→ PROBLEM DESCRIPTION
Please set down the entire listing exactly.

BEGIN GIVEN RECORDS

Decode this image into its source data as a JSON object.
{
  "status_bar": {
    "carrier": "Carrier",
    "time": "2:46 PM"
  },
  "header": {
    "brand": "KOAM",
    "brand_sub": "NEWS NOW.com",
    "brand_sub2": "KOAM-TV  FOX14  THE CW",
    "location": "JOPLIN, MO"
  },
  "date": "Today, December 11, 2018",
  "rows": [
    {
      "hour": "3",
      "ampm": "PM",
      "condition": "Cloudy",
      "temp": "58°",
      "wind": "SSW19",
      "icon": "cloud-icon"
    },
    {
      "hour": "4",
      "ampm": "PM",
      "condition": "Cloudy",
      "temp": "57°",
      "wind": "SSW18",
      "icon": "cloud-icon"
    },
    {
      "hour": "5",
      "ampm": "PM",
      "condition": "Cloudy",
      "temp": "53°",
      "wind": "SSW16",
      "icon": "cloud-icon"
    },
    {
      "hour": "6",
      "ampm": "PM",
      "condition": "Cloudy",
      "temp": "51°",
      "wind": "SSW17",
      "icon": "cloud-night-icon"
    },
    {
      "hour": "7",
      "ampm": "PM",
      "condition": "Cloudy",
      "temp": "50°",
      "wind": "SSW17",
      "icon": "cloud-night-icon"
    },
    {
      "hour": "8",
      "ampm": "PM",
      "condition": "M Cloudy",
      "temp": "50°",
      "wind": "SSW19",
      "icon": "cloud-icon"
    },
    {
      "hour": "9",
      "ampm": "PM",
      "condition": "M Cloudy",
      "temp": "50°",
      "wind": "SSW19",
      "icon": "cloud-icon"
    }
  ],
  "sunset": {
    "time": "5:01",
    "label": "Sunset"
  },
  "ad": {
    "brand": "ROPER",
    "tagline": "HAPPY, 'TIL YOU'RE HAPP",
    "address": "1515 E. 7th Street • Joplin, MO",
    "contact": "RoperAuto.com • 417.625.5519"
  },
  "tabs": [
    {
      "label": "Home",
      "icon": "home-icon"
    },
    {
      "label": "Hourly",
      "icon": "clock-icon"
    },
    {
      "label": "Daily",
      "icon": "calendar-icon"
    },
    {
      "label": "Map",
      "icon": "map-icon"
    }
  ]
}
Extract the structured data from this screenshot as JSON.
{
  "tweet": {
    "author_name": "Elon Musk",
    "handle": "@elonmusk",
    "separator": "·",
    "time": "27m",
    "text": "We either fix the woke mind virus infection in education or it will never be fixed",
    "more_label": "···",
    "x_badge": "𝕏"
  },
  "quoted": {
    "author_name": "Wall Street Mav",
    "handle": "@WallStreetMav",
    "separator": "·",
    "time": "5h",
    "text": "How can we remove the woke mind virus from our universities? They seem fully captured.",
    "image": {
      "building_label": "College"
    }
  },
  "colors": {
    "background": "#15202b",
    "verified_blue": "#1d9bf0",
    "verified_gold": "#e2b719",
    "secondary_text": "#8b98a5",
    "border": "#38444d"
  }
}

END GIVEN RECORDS

→ WRITTEN RESPONSE
Decode this image into its source data as a JSON object.
{
  "status_bar": {
    "carrier": "Carrier",
    "time": "2:46 PM"
  },
  "header": {
    "brand": "KOAM",
    "brand_sub": "NEWS NOW.com",
    "brand_sub2": "KOAM-TV  FOX14  THE CW",
    "location": "JOPLIN, MO"
  },
  "date": "Today, December 11, 2018",
  "rows": [
    {
      "hour": "3",
      "ampm": "PM",
      "condition": "Cloudy",
      "temp": "58°",
      "wind": "SSW19",
      "icon": "cloud-icon"
    },
    {
      "hour": "4",
      "ampm": "PM",
      "condition": "Cloudy",
      "temp": "57°",
      "wind": "SSW18",
      "icon": "cloud-icon"
    },
    {
      "hour": "5",
      "ampm": "PM",
      "condition": "Cloudy",
      "temp": "53°",
      "wind": "SSW16",
      "icon": "cloud-icon"
    },
    {
      "hour": "6",
      "ampm": "PM",
      "condition": "Cloudy",
      "temp": "51°",
      "wind": "SSW17",
      "icon": "cloud-night-icon"
    },
    {
      "hour": "7",
      "ampm": "PM",
      "condition": "Cloudy",
      "temp": "50°",
      "wind": "SSW17",
      "icon": "cloud-night-icon"
    },
    {
      "hour": "8",
      "ampm": "PM",
      "condition": "M Cloudy",
      "temp": "50°",
      "wind": "SSW19",
      "icon": "cloud-icon"
    },
    {
      "hour": "9",
      "ampm": "PM",
      "condition": "M Cloudy",
      "temp": "50°",
      "wind": "SSW19",
      "icon": "cloud-icon"
    }
  ],
  "sunset": {
    "time": "5:01",
    "label": "Sunset"
  },
  "ad": {
    "brand": "ROPER",
    "tagline": "HAPPY, 'TIL YOU'RE HAPP",
    "address": "1515 E. 7th Street • Joplin, MO",
    "contact": "RoperAuto.com • 417.625.5519"
  },
  "tabs": [
    {
      "label": "Home",
      "icon": "home-icon"
    },
    {
      "label": "Hourly",
      "icon": "clock-icon"
    },
    {
      "label": "Daily",
      "icon": "calendar-icon"
    },
    {
      "label": "Map",
      "icon": "map-icon"
    }
  ]
}
Extract the structured data from this screenshot as JSON.
{
  "tweet": {
    "author_name": "Elon Musk",
    "handle": "@elonmusk",
    "separator": "·",
    "time": "27m",
    "text": "We either fix the woke mind virus infection in education or it will never be fixed",
    "more_label": "···",
    "x_badge": "𝕏"
  },
  "quoted": {
    "author_name": "Wall Street Mav",
    "handle": "@WallStreetMav",
    "separator": "·",
    "time": "5h",
    "text": "How can we remove the woke mind virus from our universities? They seem fully captured.",
    "image": {
      "building_label": "College"
    }
  },
  "colors": {
    "background": "#15202b",
    "verified_blue": "#1d9bf0",
    "verified_gold": "#e2b719",
    "secondary_text": "#8b98a5",
    "border": "#38444d"
  }
}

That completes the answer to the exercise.